- If egg masses are found, scrap off and destroy them by putting them into doubled bags with alcohol/hand sanitizer, or by smashing/burning them. Honestly, get as dramatic as you want.
How we manage SLF
While preventative measures are always best, the sooner a new infestation is found, the better chance we have of managing the situation. Our Park’s staff use a combination of strategies to manage SLF, some of which get quite creative…
- Sticky bands and circle traps on trees will catch some nymphs and adults but are mostly useful for helping us monitor SLF whereabouts.
- Bio-controls (predators, parasitoids, and insect-killing fungus) are in the works to help control SLF long-term but aren’t happening yet.
- We’ll also create “trap trees” where we’ll cut most of the invasive Tree of Heaven, then inject a pesticide into the remaining tree. This kills any SLF that take a drink (like how flea treatments on your dog will kill any flea that takes a bite!).
- Scraping egg masses and destroying them reduces next year’s population.
- Be aware of look-alikes as seen in this poster
Even with these strategies, we need all the help we can get to stop these spots!
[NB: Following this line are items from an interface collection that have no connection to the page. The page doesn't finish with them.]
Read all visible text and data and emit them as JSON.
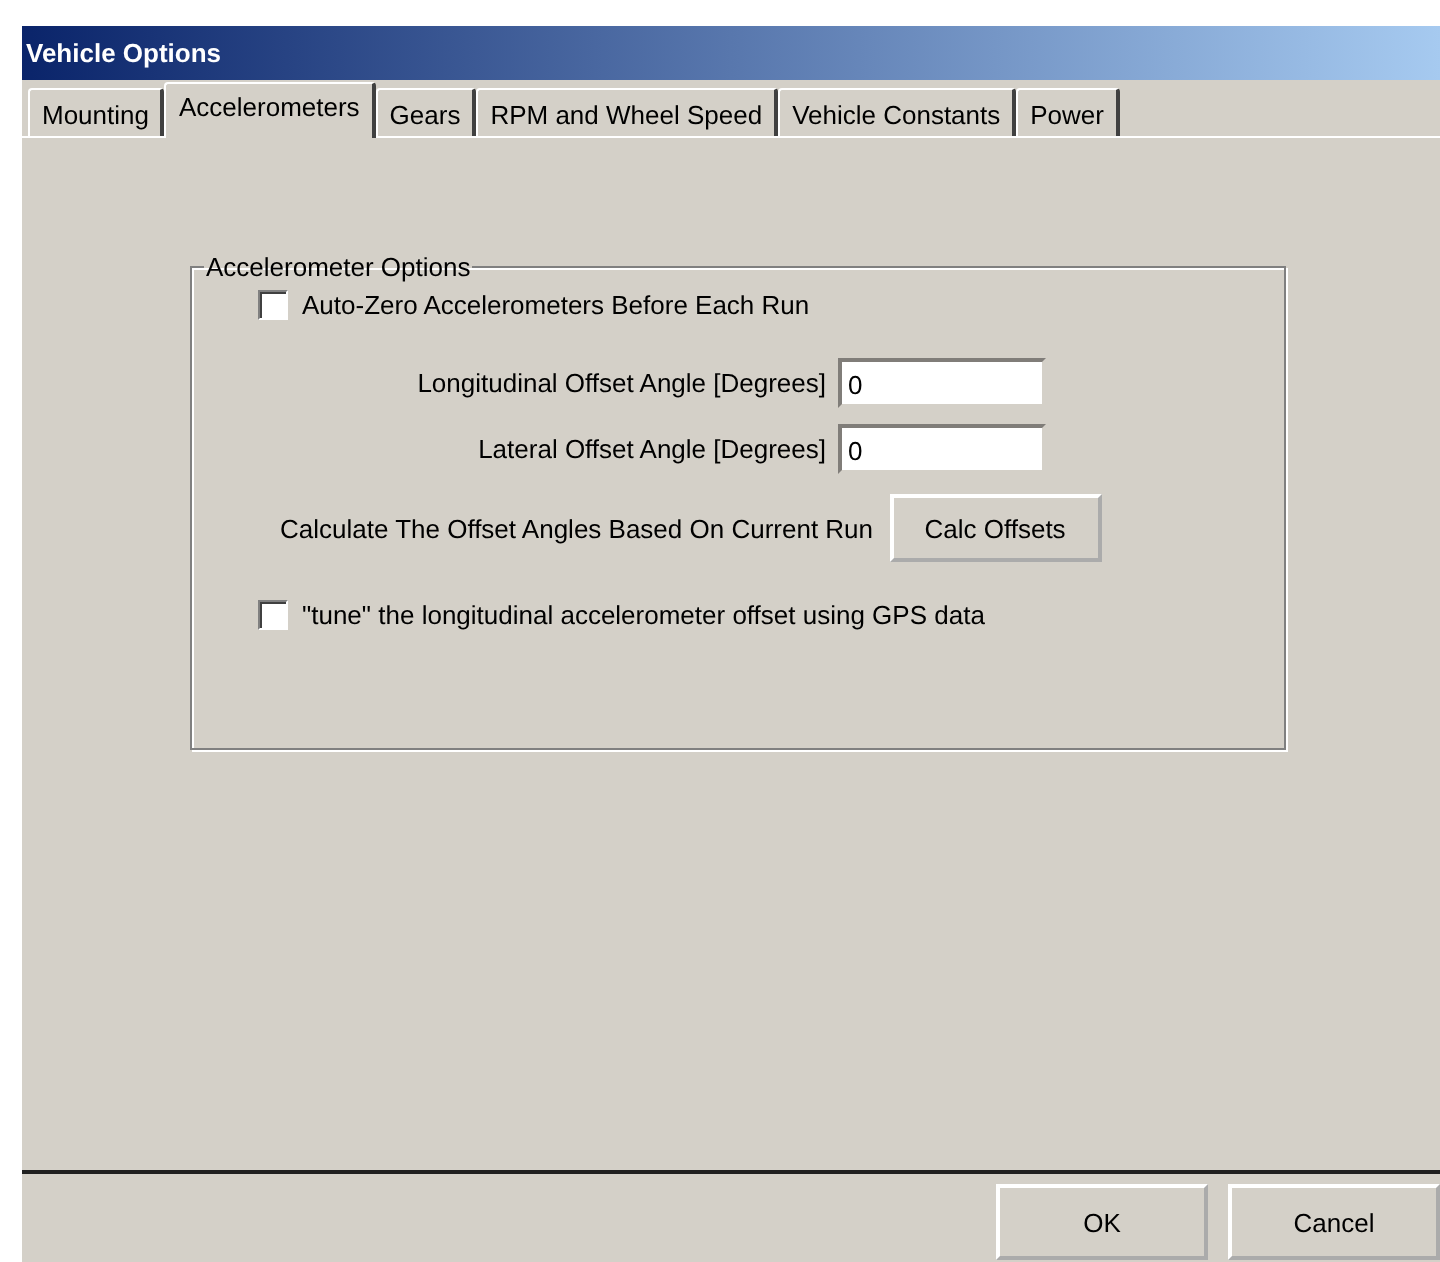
{
  "window": {
    "title": "Vehicle Options"
  },
  "tabs": [
    {
      "label": "Mounting",
      "selected": false
    },
    {
      "label": "Accelerometers",
      "selected": true
    },
    {
      "label": "Gears",
      "selected": false
    },
    {
      "label": "RPM and Wheel Speed",
      "selected": false
    },
    {
      "label": "Vehicle Constants",
      "selected": false
    },
    {
      "label": "Power",
      "selected": false
    }
  ],
  "group": {
    "title": "Accelerometer Options",
    "auto_zero": {
      "label": "Auto-Zero Accelerometers Before Each Run",
      "checked": false
    },
    "fields": [
      {
        "label": "Longitudinal Offset Angle [Degrees]",
        "value": "0"
      },
      {
        "label": "Lateral Offset Angle [Degrees]",
        "value": "0"
      }
    ],
    "calc": {
      "label": "Calculate The Offset Angles Based On Current Run",
      "button": "Calc Offsets"
    },
    "tune": {
      "label": "\"tune\" the longitudinal accelerometer offset using GPS data",
      "checked": false
    }
  },
  "buttons": [
    "OK",
    "Cancel"
  ]
}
Help us by killing SLF at all life stages.
Destroy their egg masses!
Stomp black/red nymphs!
Squish the flying adults!
And then tell us about it when you do.
There’s even a new app specifically for squishing SLF called Squishr which aims to make the hunt into a fun competition for the whole family (especially kids)!
Researchers need as much time as possible to investigate the best possible methods for managing SLF before they damage our resources even worse, so reporting new infestations makes a huge difference!
Through a collective effort of reporting, destroying, and inspecting for stowaways, we can combat the spread of the Spotted Lanternfly.
For more information, go to Spotted Lanternfly – NYS Dept. of Environmental Conservation.
Cover shot – An adult Spotted Lanternfly. Artwork by Juliet Linzmeier.
Post by Juliet Linzmeier, Student Conservation Association member, Invasive Species Unit, NYS Parks